- 1 yr in, retired at 60. I had every one of the feelings and psychosis listed on this page
1 yr in, retired at 60. I had every one of the feelings and psychosis listed on this page
There are two sides to the retirement coin, those represented by the do-it-now, FIRE, love doing nothing retirement pages/blogs and what I call the wandering pages/blogs.
I have been almost chastised on the pages of the do-it-nowers for searching for more personal fulfillment and purpose from retirement than just working on hobbies, having unlimited "me" time, and enjoying being away from the working grind.
On the other hand, I have found myself in agreement and alignment with the worries, issues, and complaints of the retirement wandering pages.
The following are the roots of the prominent issues that have almost a circuitious way of popping up at intervals throughout year
1: Self worth- we have all been mostly defined by decades of working life. Our lives away from work, families, and sometimes church, surely added to that definition but none actively defined us more than the participant sport of work, getting up every morning and actively participating in something that contributed to our very existence
2: The collegial experience- no matter what you did for a living, the relationships, workplace, and even conversations you had with co-workers and family/friends about your work and co-workers was an inexorable part of the entirety of your adult life.
The very things many of us despised about our work environment also were the fundamental basis for doing something that provides a daily personal diversion.
When you retire, that part of your life ends immediately. Yes, you absolutely have new retirement friends to discuss current events and glory days, and the occasional discussion with ex-colleagues, but a vaccum has developed in a major aspect of your life.
3: Ground hog day- it seems no matter how hard you try, eventually you wake up one morning staring at the same ceiling, preparing for the same breakfast and routine, and wondering how you got here.
You probably did the same thing when the alarm clock rang every working day, but you didn't have time to reflect on it or think much about it, there were expectations that you would get up and get on with it.
Retirement is delightfully cruel in its ability to promote daily self analysis and provide ample time for extended appointments on your personal analyst couch.
4: Wealth and health- for many, retirement provides an almost continuous backdrop for inspection of and calculating our personal and financial well being.
Worrying. Back of the brain nag.
While most don't focus on retirement as the beginning of the last chapter or cresting the hill into the realities of our health past 60-ish, there is a drive to want to continue to accomplish meaningful
things for as long as our health and money will allow. And how long exactly is that?
While we have a good financial plan based upon the facts and years of calculations, will it be enough to allow for our desired quality of life, not be a burden on our families, etc etc.
More than that, personal health can interrupt the best laid plans. Is there enough?
As a 35 year Silicon Valley executive, I retired thinking good riddens to that rat race, thankful goodbye to 5 million miles of international business travel, and hello to a midwest cost of living retirement that allowed me to climb off the perpetual stress hamster wheel.
I didn't realize that those four categories above would constantly influence my thoughts and that multiple parts of "me" require a different timeline to adapt to all aspects of retirement.

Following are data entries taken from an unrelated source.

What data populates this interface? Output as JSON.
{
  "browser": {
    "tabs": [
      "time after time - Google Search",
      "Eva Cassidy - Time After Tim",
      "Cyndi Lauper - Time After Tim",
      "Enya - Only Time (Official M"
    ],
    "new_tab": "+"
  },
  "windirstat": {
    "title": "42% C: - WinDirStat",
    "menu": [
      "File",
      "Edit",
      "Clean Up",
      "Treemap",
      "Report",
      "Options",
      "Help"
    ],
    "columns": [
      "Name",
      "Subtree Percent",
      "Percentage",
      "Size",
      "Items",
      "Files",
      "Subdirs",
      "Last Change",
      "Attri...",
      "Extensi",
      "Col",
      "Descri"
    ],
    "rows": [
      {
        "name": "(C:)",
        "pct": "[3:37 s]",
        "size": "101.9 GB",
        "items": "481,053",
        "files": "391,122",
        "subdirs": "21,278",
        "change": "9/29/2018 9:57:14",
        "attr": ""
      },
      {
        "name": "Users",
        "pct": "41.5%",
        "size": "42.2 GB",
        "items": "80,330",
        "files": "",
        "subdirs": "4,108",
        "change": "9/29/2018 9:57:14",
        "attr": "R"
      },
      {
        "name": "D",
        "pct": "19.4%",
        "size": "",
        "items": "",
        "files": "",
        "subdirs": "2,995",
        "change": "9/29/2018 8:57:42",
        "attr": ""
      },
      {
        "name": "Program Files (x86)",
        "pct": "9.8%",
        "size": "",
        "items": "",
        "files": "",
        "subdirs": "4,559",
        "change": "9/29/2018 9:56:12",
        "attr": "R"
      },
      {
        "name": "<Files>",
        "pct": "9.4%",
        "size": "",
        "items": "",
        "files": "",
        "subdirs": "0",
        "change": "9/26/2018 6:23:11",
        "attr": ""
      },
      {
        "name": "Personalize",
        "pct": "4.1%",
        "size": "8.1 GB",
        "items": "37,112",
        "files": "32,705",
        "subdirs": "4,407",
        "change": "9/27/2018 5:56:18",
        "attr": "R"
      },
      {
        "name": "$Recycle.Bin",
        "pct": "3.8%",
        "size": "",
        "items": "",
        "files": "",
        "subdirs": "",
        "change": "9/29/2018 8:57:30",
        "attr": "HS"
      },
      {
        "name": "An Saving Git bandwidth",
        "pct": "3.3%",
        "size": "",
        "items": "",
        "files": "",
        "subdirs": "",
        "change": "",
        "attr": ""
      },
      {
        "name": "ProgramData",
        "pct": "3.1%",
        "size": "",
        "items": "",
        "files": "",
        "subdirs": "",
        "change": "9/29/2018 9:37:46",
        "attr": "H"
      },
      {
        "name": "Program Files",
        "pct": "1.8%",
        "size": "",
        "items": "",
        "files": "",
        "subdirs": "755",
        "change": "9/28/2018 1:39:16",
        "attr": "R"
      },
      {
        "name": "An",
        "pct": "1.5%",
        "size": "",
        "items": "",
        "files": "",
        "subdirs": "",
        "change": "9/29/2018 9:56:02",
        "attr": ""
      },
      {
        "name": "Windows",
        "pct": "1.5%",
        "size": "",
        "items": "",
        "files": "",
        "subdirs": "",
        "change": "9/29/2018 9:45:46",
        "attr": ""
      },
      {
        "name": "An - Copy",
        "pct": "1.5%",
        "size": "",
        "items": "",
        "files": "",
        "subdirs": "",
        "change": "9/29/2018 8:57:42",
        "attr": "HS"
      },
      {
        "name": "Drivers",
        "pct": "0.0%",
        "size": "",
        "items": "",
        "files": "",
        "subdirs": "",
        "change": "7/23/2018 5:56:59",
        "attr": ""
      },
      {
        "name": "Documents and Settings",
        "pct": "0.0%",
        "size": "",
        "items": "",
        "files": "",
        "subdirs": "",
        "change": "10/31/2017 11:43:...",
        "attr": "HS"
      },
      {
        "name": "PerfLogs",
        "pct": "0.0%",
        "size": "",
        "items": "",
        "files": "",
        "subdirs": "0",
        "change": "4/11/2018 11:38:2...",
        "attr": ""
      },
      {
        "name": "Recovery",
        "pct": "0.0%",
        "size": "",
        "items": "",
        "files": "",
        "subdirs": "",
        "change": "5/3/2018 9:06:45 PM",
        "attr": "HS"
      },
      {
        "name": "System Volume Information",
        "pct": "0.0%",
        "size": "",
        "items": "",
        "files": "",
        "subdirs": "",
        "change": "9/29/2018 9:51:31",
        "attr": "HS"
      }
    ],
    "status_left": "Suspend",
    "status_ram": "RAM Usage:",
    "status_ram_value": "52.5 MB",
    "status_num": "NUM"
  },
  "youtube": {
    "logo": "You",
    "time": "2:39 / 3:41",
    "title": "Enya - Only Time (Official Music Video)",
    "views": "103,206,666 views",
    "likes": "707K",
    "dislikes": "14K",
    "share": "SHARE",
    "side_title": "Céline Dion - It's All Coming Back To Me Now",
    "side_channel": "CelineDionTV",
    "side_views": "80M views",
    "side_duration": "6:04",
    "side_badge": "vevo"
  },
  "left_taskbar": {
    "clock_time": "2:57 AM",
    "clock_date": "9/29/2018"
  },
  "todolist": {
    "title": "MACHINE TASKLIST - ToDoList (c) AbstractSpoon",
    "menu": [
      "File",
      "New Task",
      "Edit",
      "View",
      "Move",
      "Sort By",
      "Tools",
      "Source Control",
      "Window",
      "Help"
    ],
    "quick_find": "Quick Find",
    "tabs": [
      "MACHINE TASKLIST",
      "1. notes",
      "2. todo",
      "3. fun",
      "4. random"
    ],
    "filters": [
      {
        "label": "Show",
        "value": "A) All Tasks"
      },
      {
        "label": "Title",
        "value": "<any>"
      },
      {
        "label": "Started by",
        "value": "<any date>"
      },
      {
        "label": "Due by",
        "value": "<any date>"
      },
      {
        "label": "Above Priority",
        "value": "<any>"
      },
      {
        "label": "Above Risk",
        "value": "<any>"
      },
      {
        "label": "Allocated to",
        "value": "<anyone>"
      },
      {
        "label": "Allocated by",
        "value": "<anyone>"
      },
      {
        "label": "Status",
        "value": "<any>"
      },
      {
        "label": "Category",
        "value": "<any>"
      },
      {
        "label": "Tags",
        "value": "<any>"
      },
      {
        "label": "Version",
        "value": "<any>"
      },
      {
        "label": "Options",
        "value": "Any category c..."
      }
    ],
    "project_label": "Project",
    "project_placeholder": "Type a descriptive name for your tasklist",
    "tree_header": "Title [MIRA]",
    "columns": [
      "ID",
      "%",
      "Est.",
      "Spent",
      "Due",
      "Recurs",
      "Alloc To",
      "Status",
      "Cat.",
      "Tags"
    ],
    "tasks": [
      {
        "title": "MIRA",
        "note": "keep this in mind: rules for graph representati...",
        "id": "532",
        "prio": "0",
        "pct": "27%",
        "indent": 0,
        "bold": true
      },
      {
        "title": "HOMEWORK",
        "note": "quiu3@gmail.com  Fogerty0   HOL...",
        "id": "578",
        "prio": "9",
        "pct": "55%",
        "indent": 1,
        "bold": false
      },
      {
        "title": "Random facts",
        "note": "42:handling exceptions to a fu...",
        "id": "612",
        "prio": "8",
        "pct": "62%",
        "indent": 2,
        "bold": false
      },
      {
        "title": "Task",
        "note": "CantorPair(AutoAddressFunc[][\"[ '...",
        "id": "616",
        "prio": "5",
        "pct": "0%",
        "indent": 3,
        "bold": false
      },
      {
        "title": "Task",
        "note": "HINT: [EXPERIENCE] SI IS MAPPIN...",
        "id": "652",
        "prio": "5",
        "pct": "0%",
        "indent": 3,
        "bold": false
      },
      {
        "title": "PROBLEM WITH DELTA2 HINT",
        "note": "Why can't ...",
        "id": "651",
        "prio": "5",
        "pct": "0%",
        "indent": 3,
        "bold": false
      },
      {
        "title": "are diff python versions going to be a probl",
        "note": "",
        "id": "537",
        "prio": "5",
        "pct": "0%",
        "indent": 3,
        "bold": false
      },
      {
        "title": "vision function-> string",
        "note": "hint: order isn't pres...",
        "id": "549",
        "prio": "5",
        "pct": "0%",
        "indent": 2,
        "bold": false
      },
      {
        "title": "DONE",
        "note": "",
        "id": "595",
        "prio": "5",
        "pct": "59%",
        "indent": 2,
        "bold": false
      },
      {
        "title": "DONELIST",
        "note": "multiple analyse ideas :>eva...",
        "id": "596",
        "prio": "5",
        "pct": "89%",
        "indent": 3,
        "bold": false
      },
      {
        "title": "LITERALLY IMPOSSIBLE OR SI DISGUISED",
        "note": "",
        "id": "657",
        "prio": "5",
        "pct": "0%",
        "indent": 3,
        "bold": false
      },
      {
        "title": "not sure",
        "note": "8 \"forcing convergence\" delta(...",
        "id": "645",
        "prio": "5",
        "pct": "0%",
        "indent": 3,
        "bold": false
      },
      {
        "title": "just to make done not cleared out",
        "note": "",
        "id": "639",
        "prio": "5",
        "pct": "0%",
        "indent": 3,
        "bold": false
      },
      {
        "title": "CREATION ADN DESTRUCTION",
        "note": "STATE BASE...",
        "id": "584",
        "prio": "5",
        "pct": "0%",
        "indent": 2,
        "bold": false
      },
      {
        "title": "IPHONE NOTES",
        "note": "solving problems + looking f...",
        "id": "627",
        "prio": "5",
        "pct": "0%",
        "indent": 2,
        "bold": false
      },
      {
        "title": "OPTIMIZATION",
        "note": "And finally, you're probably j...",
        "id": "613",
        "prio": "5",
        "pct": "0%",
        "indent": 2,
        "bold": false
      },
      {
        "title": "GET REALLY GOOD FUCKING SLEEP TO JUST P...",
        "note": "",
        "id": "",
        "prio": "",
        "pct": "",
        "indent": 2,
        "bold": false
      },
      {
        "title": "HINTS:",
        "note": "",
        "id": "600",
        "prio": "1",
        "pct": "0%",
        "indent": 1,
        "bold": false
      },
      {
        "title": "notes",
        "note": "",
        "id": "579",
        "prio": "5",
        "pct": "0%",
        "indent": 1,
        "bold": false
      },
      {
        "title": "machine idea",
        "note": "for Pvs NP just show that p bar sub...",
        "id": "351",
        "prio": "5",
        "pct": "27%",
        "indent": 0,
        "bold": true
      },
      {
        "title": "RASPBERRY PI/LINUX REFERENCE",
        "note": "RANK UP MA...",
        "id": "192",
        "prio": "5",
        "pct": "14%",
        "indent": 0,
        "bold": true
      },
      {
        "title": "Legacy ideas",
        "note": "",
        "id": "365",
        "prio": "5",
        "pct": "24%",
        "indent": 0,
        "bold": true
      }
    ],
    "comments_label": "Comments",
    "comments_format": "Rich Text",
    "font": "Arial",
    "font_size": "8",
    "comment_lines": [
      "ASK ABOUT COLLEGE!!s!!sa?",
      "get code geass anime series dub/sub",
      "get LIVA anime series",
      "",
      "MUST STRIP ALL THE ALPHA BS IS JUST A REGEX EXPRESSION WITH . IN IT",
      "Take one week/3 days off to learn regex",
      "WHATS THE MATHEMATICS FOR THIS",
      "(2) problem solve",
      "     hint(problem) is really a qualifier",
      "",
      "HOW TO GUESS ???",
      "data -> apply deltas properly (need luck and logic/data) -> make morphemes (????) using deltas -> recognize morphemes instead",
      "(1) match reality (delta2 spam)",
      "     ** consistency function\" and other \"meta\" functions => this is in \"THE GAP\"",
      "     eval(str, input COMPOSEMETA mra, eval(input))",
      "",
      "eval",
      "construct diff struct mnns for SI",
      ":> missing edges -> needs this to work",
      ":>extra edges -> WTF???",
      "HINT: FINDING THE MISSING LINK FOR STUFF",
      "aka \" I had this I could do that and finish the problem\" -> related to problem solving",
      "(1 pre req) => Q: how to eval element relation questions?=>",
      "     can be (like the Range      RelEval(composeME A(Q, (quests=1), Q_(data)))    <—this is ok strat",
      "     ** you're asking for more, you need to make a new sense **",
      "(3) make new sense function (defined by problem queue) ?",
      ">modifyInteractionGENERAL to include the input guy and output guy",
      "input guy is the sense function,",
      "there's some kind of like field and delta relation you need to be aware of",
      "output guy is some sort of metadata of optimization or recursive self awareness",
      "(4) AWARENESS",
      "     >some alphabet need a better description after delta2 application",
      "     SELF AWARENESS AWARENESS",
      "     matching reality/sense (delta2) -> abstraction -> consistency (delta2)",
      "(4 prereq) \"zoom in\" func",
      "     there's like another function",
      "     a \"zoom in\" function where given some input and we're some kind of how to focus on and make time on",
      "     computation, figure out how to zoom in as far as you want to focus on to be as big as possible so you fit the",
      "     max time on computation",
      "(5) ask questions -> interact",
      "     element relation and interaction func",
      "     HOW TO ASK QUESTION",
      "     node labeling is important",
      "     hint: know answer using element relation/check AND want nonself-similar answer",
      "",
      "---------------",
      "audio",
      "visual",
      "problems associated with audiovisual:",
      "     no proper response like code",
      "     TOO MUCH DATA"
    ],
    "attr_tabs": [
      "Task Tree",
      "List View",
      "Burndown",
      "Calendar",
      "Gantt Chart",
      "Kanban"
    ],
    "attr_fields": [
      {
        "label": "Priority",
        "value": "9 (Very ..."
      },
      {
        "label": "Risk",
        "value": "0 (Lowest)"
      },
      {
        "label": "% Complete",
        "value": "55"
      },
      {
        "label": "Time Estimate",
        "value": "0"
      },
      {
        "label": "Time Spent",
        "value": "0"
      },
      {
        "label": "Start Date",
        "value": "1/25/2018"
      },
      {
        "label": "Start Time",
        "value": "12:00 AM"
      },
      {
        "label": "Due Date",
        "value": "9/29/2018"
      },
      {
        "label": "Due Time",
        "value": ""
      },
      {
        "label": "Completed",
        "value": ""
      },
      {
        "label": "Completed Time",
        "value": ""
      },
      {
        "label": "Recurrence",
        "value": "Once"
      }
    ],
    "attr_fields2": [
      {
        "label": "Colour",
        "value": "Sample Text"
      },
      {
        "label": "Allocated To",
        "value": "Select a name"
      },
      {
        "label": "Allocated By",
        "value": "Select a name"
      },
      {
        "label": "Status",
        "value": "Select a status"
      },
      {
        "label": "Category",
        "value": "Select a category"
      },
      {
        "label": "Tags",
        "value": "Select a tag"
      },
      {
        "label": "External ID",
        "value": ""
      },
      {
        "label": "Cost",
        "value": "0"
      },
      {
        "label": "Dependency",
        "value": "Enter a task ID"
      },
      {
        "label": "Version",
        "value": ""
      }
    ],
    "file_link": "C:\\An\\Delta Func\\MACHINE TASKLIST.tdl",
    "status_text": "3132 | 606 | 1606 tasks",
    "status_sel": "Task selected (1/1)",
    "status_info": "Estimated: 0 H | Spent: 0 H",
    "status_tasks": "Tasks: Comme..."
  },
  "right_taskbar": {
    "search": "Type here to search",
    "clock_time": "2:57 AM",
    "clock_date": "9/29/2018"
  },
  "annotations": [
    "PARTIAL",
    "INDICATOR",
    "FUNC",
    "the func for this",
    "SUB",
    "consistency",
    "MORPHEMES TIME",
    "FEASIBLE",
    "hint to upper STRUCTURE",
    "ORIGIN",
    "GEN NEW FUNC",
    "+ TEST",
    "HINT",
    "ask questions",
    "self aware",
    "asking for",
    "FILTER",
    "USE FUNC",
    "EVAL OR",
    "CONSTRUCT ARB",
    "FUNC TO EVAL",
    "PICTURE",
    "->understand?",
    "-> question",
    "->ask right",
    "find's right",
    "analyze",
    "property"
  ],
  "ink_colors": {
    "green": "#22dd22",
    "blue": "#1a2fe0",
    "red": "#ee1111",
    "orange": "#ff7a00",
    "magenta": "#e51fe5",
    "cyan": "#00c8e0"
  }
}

One thing comes through from almost every retirement book, blog and study I have read, it takes more time to adapt to this life changing event than what any of us thinks.
9 months into retirement I began to make plans to go back to work. I realized I needed to convince all parts of "me" that the time, money, etc was right for retirement. I started to lay the foundation for going back full time in my previous industry with 1 year in mind as my target commit.
This allowed me to actively think through the life trade-offs I would again be taking on over the months as I got prepared. 2 months of prep and planning helped me to realize I didn't want to jump headlong back into the environment and issues I retired from, I have now reduced my personal commit down to a 3 month consulting "test."
Over the past month I have thought through this further and looked at other options deciding to go to work part time for a local business that I am interested in.
I have limited the stress risk, provided myself a chance to really weigh the values of retirement and what was missing from my life, and made myself an active participant in resolving the elf-worth, collegial experience, ground hog day, and health-wealth issues that have plagued me over year 1 retirement. Funny, the actions of considering this part time job has made me much more at peace with my retirement decision and day to day life.
It's erased many aspects of depression and, more than anything, I have created an environment that allows me to evaluate my time and continually build evidence that I am as valuable and happy in retirement as I was working.